Public transportation is a daily reality for many, and when you’re riding the subway or taking the bus to work, you may feel like you have all the information you need about your commute. But even if you know how to navigate your city without a car – and maybe even without a GPS – there is still more to learn about how these systems are evolving. We’ve highlighted a couple of recent studies that show how the commuting habits of American households have changed. It’s clear that the data supports the transportation goals outlined by the Energy 2030 Commission on National Energy Efficiency Policy, and funding that goes towards public transportation is both effective and necessary.
According to a recent report by the American Public Transportation Association (APTA), more Americans used public transportation in 2013 that in any year since 1956, with users taking 10.7 billion trips. In total, ridership has increased by 37.2% since 1995, outpacing population growth and vehicle miles traveled. That is a lot of energy saved on daily commutes.
APTA in part attributes the increase to the economic recovery as more people begin to rely on public transportation to get to work. However, the President of APTA believes the inverse is also true: unemployment rates decrease as more people have access to job opportunities through transit.
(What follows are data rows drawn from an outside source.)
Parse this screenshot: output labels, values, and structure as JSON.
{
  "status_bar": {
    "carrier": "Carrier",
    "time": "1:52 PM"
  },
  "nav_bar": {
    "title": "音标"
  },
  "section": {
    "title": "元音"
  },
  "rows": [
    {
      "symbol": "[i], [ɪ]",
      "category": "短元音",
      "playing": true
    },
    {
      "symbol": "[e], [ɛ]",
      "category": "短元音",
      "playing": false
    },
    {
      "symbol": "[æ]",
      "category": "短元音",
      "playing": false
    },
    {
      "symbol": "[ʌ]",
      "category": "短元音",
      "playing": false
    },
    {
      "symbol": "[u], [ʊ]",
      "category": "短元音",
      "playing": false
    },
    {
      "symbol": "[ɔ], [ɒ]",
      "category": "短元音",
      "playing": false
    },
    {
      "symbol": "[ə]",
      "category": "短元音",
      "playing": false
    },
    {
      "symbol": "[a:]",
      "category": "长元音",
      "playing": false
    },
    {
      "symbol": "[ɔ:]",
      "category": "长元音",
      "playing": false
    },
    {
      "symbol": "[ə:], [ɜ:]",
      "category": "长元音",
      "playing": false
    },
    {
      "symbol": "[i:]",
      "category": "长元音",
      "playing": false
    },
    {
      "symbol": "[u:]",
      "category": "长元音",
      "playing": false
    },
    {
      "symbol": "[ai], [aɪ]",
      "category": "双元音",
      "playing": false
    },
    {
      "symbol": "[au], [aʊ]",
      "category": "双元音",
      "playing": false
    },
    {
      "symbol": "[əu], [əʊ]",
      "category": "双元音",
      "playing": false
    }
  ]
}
APTA’s findings coincide with a U.S. PIRG report from 2013 showing that Americans in almost every state have been driving less each year since 2004. The study ruled out a direct connection between economic slowdown or increased city populations and driving rates. There are many different factors influencing the trend, but in part people may simply be nixing cars to make their commutes more energy efficient.
Finally, to spotlight a state often associated with bumper to bumper traffic (at least in the LA area), the California Household Travel Survey found the percentage of trips made by walking, biking and public transit has more than doubled in the state since 2000. The survey, conducted by the California Department of Transportation (Caltrans), found that in the year 2000 11% of household trips were taken using car-alternative methods, and that number has increased to nearly 23% in 2014.
How do these studies relate to the Energy 2030 goal to double U.S. energy productivity? The transportation sector accounts for 28.1% of our country’s energy use, which means even small changes can impact overall productivity significantly. If public transportation usage continues to rise and if the government continues to invest in infrastructure, the US will save energy, increase energy security and improve the environment. Ride on!